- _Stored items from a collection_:
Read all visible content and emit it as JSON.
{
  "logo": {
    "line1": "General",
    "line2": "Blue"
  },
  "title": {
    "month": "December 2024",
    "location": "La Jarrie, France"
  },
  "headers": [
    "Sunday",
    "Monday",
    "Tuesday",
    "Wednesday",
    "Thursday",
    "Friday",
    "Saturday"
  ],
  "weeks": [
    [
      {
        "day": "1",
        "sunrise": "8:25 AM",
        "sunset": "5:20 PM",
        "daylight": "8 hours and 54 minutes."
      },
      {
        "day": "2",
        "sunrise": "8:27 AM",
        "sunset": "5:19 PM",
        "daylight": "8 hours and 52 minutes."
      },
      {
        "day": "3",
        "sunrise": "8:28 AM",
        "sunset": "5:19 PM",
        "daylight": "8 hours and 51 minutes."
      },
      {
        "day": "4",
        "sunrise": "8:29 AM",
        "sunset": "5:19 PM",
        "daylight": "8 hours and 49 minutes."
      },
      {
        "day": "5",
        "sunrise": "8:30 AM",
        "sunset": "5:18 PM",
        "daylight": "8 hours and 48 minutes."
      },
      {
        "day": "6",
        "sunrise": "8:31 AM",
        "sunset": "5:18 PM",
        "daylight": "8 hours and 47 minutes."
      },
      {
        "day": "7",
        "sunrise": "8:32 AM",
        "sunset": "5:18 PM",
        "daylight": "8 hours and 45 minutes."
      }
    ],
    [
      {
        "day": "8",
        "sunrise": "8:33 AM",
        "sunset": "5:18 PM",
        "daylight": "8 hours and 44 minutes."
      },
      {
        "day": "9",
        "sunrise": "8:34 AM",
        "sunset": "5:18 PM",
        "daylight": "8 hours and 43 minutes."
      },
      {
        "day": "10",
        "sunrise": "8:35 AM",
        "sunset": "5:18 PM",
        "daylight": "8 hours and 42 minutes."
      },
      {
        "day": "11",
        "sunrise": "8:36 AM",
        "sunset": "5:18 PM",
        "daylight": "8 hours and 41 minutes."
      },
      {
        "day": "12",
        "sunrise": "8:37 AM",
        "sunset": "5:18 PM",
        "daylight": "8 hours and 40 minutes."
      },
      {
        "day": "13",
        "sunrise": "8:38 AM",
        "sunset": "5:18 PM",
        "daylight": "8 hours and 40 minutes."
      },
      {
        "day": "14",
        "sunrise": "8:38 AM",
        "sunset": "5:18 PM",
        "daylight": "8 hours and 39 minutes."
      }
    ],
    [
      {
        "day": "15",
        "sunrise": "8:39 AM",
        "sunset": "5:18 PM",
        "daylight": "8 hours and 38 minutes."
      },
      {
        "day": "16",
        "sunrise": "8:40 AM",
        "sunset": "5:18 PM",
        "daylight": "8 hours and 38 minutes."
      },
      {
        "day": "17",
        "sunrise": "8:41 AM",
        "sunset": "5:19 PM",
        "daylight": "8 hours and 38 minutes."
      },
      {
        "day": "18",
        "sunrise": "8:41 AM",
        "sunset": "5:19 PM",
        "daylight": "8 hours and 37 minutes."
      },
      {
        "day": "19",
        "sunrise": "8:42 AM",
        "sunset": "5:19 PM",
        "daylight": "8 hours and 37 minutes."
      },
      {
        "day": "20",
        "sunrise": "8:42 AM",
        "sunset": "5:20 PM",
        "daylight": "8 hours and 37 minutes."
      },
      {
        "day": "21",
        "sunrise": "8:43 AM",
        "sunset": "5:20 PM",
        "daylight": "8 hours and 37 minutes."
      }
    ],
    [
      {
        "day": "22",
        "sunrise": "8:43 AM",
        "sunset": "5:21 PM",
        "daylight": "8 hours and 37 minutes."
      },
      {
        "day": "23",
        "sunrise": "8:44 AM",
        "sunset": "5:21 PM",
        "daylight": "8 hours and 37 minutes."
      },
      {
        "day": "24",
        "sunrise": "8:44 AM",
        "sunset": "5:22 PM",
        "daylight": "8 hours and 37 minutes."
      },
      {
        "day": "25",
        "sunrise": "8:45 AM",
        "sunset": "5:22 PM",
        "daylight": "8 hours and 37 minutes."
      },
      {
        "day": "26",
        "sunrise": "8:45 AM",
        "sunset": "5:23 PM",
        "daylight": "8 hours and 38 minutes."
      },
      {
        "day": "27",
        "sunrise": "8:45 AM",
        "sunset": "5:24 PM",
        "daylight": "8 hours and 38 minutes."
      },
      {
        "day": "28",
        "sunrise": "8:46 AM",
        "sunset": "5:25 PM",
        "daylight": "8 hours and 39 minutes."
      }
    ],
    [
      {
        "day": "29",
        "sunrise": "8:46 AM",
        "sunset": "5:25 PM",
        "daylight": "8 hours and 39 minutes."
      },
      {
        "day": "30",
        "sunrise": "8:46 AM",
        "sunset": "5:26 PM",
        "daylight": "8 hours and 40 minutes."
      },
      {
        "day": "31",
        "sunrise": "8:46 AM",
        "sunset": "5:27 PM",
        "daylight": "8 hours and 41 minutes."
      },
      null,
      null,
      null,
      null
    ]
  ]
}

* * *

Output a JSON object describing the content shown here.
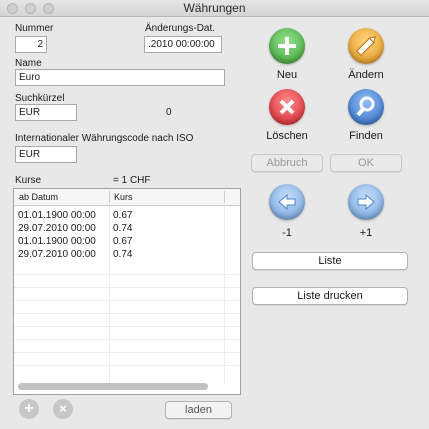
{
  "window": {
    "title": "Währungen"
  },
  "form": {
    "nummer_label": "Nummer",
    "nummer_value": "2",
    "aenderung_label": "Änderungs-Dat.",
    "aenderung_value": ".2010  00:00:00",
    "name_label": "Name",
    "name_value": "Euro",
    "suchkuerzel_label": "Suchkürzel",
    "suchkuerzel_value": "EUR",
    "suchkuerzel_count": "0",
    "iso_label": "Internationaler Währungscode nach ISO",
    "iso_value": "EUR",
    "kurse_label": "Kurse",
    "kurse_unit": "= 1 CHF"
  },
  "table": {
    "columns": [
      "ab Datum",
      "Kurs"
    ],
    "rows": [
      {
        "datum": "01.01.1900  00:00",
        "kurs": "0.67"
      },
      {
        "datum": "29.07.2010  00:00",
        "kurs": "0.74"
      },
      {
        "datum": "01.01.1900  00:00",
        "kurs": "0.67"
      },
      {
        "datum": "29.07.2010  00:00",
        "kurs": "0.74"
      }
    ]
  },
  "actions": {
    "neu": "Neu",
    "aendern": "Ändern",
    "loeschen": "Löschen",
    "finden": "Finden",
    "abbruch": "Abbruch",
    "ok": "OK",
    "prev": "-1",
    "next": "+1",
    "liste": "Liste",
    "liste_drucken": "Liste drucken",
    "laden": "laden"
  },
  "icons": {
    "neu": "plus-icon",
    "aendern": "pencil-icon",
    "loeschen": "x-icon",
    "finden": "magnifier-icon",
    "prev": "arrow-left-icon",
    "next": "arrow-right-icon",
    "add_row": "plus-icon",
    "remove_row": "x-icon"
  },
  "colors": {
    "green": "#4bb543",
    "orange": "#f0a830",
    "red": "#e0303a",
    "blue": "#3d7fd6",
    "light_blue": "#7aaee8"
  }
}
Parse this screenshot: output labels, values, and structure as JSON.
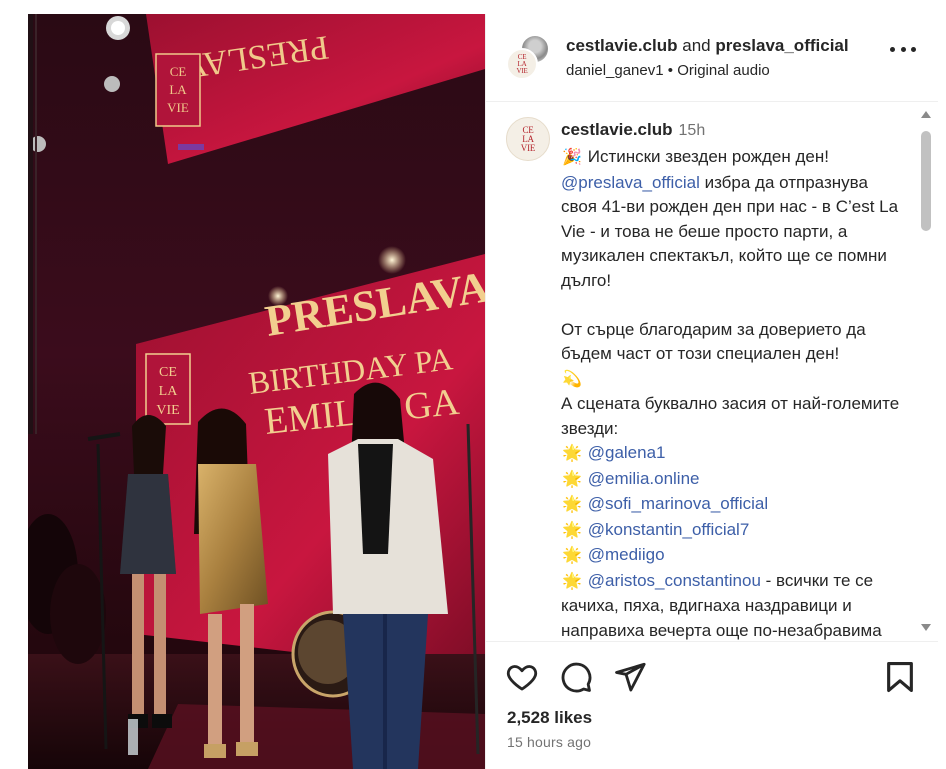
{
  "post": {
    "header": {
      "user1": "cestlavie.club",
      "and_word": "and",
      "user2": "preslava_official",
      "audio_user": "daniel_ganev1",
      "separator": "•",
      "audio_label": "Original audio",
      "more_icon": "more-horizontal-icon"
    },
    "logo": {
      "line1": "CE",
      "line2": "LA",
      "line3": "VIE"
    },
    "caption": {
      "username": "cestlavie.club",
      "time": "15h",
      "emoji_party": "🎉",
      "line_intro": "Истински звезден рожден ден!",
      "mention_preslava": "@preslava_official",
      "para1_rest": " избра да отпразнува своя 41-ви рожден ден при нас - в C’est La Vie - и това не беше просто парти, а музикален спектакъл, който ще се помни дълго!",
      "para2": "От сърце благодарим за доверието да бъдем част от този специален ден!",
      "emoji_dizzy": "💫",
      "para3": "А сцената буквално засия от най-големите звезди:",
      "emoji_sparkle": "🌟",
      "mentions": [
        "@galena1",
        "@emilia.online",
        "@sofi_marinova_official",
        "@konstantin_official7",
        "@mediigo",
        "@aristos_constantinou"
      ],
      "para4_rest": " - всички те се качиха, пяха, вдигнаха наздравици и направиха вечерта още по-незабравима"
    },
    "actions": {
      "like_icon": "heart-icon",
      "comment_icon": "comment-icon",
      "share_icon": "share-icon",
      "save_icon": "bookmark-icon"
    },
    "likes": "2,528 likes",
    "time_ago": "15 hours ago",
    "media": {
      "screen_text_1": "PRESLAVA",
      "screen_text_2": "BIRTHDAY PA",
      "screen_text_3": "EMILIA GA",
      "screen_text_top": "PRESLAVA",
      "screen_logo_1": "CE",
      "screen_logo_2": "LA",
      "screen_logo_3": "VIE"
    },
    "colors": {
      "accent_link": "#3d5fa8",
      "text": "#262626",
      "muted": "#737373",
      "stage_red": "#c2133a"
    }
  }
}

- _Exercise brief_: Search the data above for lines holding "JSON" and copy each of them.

- _Answer to this problem_:
Read all visible content and emit it as JSON.
Output a JSON object describing the content shown here.
Parse this screenshot: output labels, values, and structure as JSON.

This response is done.